This infrequent column has now been running for more than thirty years, although I remember being told by another publisher that there was insufficient material for it to last very long! And here we still are, having found real cars referred to in books of more interest than fictional ones, and thus capturing another fragment of motoring history.
The biography of the authoress and playwright Enid Bagnold, by Anne Sebba (Weidenfeld & Nicolson, 1986), yields some interesting cars. She drove a VAD during World War One, for instance, which she thought would improve her tennis (the cranking-up of so many army vehicles having strengthened her muscles), and she later dispatched a gentleman-farmer who was courting her when the tyres of his car, after lying unused throughout the war, burst and he had no jack. At this time Viscount Wimbourne sent his Rolls-Royce to the station to take her to his estate near Rugby; she liked to drive the car, which must have been an early Silver Ghost.

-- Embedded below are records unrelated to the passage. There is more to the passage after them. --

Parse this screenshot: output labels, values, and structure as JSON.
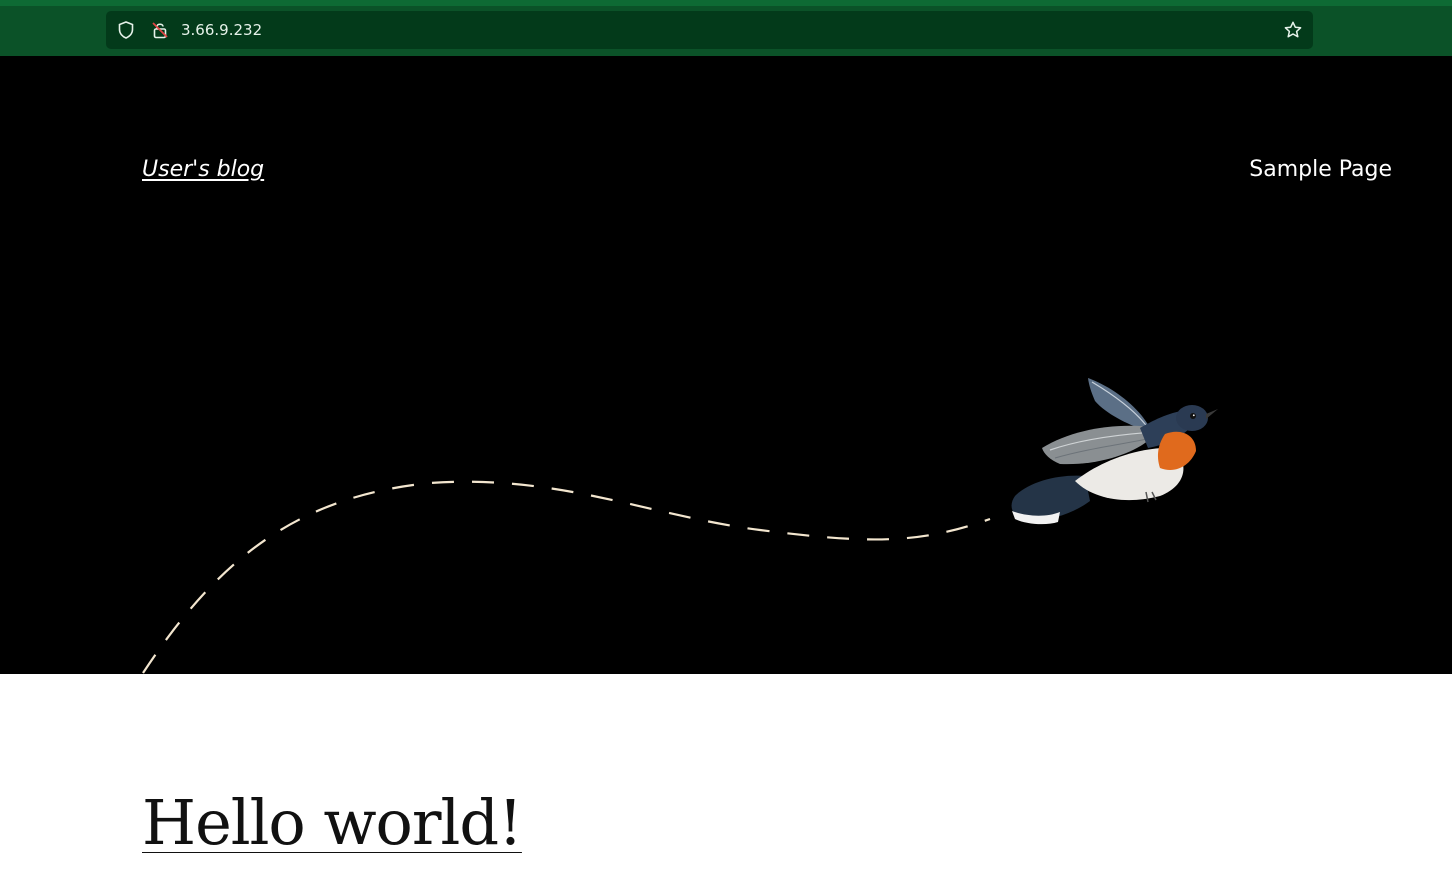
{
  "browser": {
    "url": "3.66.9.232",
    "icons": [
      "shield-icon",
      "insecure-lock-icon",
      "bookmark-star-icon"
    ],
    "colors": {
      "chrome": "#0b5228",
      "urlbar": "#033a1a"
    }
  },
  "header": {
    "site_title": "User's blog",
    "nav": [
      {
        "label": "Sample Page"
      }
    ]
  },
  "hero": {
    "background": "#000000",
    "illustration": "bird-illustration",
    "path_color": "#f3e6cf"
  },
  "post": {
    "title": "Hello world!"
  }
}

Eventually Miss Bagnold married Sir Roderick Jones, head of Reuters, who also had a Rolls-Royce. The complete autocrat, he expected it to stop exactly opposite his office entrance, at which point a senior messenger had to dash out to open the door; and when Sir Roderick left in the evening a policeman actually held up traffic at the Carmelite crossing on the Embankment to let the Rolls have priority — a bygone age indeed!. When traffic lights replaced the point-duty policeman, a messenger had to jump on the pad to change the lights as the car approached…
That was in 1921-22, so the car in question must have been another Ghost. But by 1924, when they drove to Rottingdean to buy North End House, it was in a Delage. This was possibly a second car, for they had two by 1930, and Sir Roderick loved to be chauffeur-driven in his Rolls-Royce Sedanca de Ville, which had a speedometer in the back compartment and was kept until the outbreak of war in 1939. By the mid1930s the fleet also included a Dodge and a Buick.

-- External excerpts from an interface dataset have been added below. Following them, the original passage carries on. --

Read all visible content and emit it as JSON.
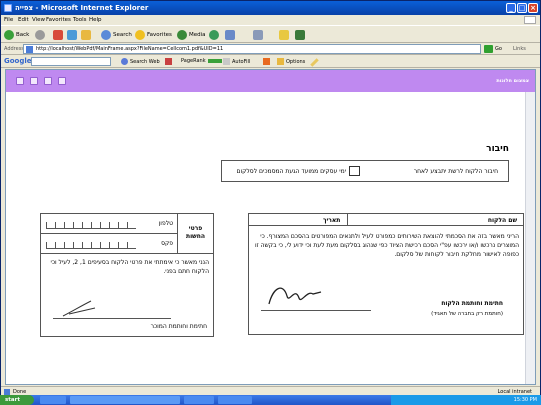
{
  "window": {
    "title": "צפייה - Microsoft Internet Explorer"
  },
  "menu": [
    "File",
    "Edit",
    "View",
    "Favorites",
    "Tools",
    "Help"
  ],
  "toolbar": {
    "back": "Back",
    "search": "Search",
    "favorites": "Favorites",
    "media": "Media"
  },
  "address": {
    "label": "Address",
    "url": "http://localhost/WebPdf/MainFrame.aspx?FileName=Cellcom1.pdf&UID=11",
    "go": "Go",
    "links": "Links"
  },
  "google_bar": {
    "logo": "Google",
    "search_web": "Search Web",
    "pagerank": "PageRank",
    "autofill": "AutoFill",
    "options": "Options"
  },
  "purple_bar": {
    "text": "צמצום חלונות"
  },
  "form": {
    "heading": "חיבור",
    "consent_text": "חיבור הלקוח לרשת יתבצע לאחר",
    "consent_text2": "ימי עסקים ממועד הגעת המסמכים לסלקום",
    "left_panel": {
      "title_line1": "פרטי",
      "title_line2": "החשות",
      "phone_label": "טלפון",
      "fax_label": "פקס",
      "declaration": "הנני מאשר כי אימתתי את פרטי הלקוח בסעיפים 1, 2, לעיל וכי הלקוח חתם בפני.",
      "signature_label": "חתימת וחותמת המוכר"
    },
    "right_panel": {
      "customer_name_label": "שם הלקוח",
      "date_label": "תאריך",
      "body": "הריני מאשר בזה את הסכמתי להוצאת השירותים כמפורט לעיל ולתנאים המפורטים בהסכם המצורף. כי המוצרים נרכשו ו/או ירכשו עפ\"י הסכם רכישת הציוד כפי שנהוג בסלקום מעת לעת וכי ידוע לי, כי בקשה זו כפופה לאישור מחלקת חיבור לקוחות של סלקום.",
      "signature_label": "חתימת וחותמת הלקוח",
      "signature_note": "(חותמת רק בחברה של תאגיד)"
    }
  },
  "status": {
    "text": "Done",
    "zone": "Local intranet"
  },
  "taskbar": {
    "start": "start",
    "clock": "15:30 PM"
  }
}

In the autobiography A Shoulder to Laugh On by Basil Boothroyd (Robson Books, 1987), the author who worked for Punch for 18 years and wrote a life of HRH Prince Philip, remembers the father of a school-friend, a Yorkshire steel magnate in the 1920s, owning a car he believes to have been a Humber but taking the whole family about on a motorcycle combination. He also tells of a bank clerk who owned two old black Crossleys in the mid-1920s, kept serviceable by cannibalising parts from one another. They were apparently equipped with all manner of extraordinary home-devised extras, and a paraffin-stove was once carried in the back of one of them for a heater. There are interesting references to the Royal Family, and Russell Brockbank.
I have referred previously to the murder case in which PC Gutteridge was brutally shot down from a stolen Morris Cowley at Stapleford Abbotts in Essex, late in 1927. A weapon found in an Angus-Sanderson at a south London garage incriminated two men, who were duly hanged. Two other stolen cars, a Singer and a Buick, had been found in the garage yard, and the Angus-Sanderson (registration CW 3291) had been taken in part-exchange for a stolen Vauxhall and £100.
What I did not know, until I read The Detectives by Jean McConnell (David & Charles, 1976), which is based on a BBC Radio series, was that in the witness box the murderer, Frederick Guy Browne, claimed that far from being your average garage man, he was an engineer who used special tools (produced in evidence) when tuning cars at Brooklands for a Mr Aldridge. This presents something of a puzzle, because although a Mr H Aldridge Jnr and a Mr JW Aldridge did well at the Track in 1925 with a notably fast 12/50 Alvis, Browne apparently went to Dartmoor in April 1923, after one of a series of crimes that put him in prison on many occasions, and was not discharged until April 1927. I can find no record of the Aldridges racing after 1925, although both remained members of the BARC until the war. WB
The latest historic building with motoring connections to be threatened with demolition was Lickey Grange, where Sir Herbert Austin lived from 1910 until his death in 1941, and where plans for the A7 were formulated.
The Grange was given by Austin’s to the Birmingham Royal Institute for the Blind in 1943, but instead of refurbishing it the Institute has plans to replace it with blocks of flats. The Pre-War A7 Club staged a protest meeting outside the gates on February 9, and it now seems this very historic site may have been reprieved.
Meanwhile, the Sentinel Drivers Club is concerned about the fate of the works office-block in Shrewsbury, and asks for support in the form of letters to local MPs and the Department of the Environment.
Other threatened buildings include the Argyll factory near Glasgow, the fine 1907 Vauxhall Motors office-block in Luton and the Dennis works in Guildford.
Ask Motor Sport readers and you usually get an answer! John Garden (“Airedale Tale”, Motor Sport, January 1989) enquired whether anyone knew what became of the MG Montlhery Midget (registration GP 8269) he once owned. The MGCC Triple M Register informs us that it was sold to Sir Ian Forbes-Leith in 1931, and that it had had three owners, who had used it very little, by the time it was acquired by J Baird-Smith in 1942. It seems it may still be lying dormant somewhere.